Within the listing below, how many lines hold "name"? Reply with that number and no other text.

● Source information
_ _ _ _ _

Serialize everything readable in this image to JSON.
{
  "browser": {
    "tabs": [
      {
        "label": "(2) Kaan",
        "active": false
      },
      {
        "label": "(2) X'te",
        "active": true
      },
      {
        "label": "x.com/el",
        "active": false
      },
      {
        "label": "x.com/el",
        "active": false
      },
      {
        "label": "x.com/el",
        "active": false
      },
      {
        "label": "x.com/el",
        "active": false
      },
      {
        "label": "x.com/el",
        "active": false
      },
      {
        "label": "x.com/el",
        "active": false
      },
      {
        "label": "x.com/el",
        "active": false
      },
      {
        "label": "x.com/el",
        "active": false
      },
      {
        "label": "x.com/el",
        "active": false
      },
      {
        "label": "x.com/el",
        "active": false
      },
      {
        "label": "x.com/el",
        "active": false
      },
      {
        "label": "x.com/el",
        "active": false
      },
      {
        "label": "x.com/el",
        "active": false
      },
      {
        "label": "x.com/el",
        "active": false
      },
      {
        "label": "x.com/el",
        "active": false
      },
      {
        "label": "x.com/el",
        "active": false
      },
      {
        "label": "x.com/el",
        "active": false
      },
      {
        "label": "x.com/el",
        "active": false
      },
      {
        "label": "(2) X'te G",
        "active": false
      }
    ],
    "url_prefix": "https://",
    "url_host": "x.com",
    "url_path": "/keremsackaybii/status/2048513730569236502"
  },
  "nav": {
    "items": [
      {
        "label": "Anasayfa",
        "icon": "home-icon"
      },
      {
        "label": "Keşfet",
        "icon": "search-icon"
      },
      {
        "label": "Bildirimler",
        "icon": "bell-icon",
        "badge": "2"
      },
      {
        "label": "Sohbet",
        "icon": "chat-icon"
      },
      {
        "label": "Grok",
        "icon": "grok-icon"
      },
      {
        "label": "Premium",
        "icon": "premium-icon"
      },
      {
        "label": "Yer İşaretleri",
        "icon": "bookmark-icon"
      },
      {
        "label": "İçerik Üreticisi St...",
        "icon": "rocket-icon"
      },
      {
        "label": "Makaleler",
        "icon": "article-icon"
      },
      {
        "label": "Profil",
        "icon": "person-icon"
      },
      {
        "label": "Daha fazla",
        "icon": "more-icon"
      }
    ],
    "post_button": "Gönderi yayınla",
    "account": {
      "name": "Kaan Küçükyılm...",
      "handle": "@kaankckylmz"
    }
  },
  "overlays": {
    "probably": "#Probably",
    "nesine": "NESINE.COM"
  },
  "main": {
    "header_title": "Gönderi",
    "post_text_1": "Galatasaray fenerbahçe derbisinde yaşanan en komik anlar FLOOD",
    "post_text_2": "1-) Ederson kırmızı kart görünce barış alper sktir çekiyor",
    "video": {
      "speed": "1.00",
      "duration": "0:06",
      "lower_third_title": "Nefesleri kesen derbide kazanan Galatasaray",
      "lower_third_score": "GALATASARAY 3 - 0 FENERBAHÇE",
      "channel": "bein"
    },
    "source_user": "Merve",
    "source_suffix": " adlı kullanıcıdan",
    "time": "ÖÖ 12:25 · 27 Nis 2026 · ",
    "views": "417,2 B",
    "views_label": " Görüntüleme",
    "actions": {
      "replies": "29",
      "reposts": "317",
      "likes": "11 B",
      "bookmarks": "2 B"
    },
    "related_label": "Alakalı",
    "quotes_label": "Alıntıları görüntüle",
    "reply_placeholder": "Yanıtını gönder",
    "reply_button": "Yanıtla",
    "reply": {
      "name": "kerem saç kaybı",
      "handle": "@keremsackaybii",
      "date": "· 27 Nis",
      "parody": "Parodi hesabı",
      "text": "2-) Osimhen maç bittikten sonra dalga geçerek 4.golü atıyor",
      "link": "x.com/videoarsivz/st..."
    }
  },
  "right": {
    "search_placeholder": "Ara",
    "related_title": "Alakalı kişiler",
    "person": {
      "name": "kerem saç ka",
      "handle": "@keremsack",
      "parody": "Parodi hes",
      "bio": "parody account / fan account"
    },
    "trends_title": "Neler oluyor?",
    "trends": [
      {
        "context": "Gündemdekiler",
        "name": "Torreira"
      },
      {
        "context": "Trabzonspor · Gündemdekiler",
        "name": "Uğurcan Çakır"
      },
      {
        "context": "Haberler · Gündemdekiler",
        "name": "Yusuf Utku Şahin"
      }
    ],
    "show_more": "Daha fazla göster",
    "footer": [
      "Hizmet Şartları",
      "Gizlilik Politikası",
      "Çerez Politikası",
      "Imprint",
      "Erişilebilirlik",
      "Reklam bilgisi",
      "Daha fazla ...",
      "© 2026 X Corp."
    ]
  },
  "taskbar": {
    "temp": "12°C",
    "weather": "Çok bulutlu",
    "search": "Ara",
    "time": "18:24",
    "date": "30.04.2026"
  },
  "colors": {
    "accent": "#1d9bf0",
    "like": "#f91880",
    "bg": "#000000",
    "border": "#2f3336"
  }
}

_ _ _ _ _

● Solution
6